Every year the Royal Air Force arranges a service to commemorate the more than 20,000 men and women from Commonwealth air forces who lost their lives during the Second World War and to this day, have no known grave.
The service usually takes place on the second Sunday of May at Runnymede Memorial in Surrey.
This year COVID-19 means the normal service is not possible so a virtual service, specially produced by BFBS, and played out online, on radio and on television means that respect for the sacrifice of the fallen can still be paid.
How to see and hear the service:
On TV Forces News Weekend at 17.30 (UK time) on Sunday 17 May on BFBS Extra overseas or on Forces TV in the UK on Sky 181, Virgin 274, Freesat 165, Freeview 96 and YouView 96.
The service is held at Runnymede because the name of each of the 20,000 airmen and airwomen with no known grave, is engraved on the stone walls of the memorial.
They are listed according to country and squadron.
The Chief of the Air Staff led the virtual service, which was conducted by the RAF's Deputy Chaplain in Chief, Group Captain Giles Legood.
The service also involved RAF personnel including a flag bearer, a trumpeter and senior officers.
The virtual service still included a fly past.

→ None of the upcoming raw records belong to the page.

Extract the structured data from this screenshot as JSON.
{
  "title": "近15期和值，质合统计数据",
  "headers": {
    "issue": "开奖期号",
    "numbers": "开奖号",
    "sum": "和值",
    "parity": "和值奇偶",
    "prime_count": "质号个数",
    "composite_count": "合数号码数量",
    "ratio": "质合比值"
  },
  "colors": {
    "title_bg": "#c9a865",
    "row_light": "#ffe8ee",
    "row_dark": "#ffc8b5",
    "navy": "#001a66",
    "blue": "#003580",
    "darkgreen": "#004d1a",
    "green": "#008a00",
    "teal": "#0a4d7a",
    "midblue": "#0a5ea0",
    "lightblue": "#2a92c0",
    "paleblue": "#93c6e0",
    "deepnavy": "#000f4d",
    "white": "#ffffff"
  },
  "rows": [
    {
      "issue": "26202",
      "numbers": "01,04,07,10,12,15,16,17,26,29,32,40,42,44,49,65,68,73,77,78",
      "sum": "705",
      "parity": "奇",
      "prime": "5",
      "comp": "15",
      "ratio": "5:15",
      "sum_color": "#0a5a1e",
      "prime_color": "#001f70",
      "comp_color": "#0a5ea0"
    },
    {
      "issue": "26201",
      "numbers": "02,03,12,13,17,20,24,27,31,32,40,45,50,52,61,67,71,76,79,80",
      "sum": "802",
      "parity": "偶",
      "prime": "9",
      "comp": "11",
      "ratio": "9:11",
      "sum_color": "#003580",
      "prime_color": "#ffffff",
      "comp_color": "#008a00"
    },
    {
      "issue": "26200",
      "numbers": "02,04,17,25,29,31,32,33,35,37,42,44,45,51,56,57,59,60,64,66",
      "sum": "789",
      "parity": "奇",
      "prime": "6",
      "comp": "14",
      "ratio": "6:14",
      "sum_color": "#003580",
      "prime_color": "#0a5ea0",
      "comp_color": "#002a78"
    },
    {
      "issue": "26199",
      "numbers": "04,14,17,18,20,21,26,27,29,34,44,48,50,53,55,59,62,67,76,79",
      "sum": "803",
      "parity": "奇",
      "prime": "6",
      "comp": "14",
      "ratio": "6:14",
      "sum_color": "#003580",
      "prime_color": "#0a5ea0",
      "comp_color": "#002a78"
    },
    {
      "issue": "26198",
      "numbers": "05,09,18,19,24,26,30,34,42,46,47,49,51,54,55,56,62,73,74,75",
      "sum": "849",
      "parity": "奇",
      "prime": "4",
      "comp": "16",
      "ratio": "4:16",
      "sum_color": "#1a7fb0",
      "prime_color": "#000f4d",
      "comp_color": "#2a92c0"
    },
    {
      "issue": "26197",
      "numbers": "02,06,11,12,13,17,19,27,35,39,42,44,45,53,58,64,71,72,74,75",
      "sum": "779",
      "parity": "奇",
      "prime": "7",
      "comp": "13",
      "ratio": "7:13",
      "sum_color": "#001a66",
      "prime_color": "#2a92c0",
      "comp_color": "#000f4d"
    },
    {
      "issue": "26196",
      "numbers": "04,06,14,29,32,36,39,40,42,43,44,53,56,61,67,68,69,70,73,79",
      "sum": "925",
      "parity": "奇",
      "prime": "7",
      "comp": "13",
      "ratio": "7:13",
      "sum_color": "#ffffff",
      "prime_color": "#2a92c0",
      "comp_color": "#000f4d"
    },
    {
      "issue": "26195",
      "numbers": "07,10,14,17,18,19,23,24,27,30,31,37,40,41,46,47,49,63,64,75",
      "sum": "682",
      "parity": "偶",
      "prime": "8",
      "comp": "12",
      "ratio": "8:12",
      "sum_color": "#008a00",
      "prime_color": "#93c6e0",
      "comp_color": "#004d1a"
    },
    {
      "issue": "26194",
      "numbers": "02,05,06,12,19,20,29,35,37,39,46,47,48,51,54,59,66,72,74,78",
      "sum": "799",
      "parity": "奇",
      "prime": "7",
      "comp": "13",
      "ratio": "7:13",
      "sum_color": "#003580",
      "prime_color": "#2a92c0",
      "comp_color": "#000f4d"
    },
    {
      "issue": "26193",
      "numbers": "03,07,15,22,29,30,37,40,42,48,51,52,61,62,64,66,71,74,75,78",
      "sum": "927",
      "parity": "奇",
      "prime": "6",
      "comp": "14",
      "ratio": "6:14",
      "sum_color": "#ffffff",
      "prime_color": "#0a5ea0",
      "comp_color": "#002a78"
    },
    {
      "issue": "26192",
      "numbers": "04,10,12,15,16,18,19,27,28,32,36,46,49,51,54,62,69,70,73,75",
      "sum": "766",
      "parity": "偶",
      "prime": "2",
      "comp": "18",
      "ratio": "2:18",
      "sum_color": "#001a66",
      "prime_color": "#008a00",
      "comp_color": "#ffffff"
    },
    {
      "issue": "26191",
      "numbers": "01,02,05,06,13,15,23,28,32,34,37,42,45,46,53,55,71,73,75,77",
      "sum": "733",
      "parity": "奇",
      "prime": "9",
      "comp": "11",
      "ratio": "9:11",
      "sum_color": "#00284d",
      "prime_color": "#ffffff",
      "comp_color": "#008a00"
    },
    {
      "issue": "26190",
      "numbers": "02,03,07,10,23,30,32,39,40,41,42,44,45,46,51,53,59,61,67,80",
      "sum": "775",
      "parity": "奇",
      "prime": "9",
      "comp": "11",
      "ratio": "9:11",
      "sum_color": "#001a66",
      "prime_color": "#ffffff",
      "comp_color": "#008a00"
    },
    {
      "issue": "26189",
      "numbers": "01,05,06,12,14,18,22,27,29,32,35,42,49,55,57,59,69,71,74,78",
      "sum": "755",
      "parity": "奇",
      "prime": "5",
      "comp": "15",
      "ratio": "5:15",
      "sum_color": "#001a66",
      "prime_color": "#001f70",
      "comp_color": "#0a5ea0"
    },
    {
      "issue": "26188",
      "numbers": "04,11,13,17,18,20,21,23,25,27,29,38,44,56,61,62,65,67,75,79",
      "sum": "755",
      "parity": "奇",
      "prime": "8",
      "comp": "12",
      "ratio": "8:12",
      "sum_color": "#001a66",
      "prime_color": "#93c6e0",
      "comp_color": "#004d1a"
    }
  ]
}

Where normally the Battle of Britain Memorial Flight from RAF Coningsby would perform, the flypast this year it was the Red Arrows.
Messages of Remembrance from RAF personnel, stations and detachments around the world and representatives of many Commonwealth and other nations also featured heavily in the service.
Runnymede Memorial or the Air Forces Memorial, as it is sometimes known, is positioned on Cooper’s Hill, Surrey overlooking the River Thames and Runnymede Meadow, where the Magna Carta was sealed by King John in 1215.
Cover image: Fly past by the Red Arrows. Taken 8 May as part of the Runnymede virtual memorial service (Picture: Mike Drewett).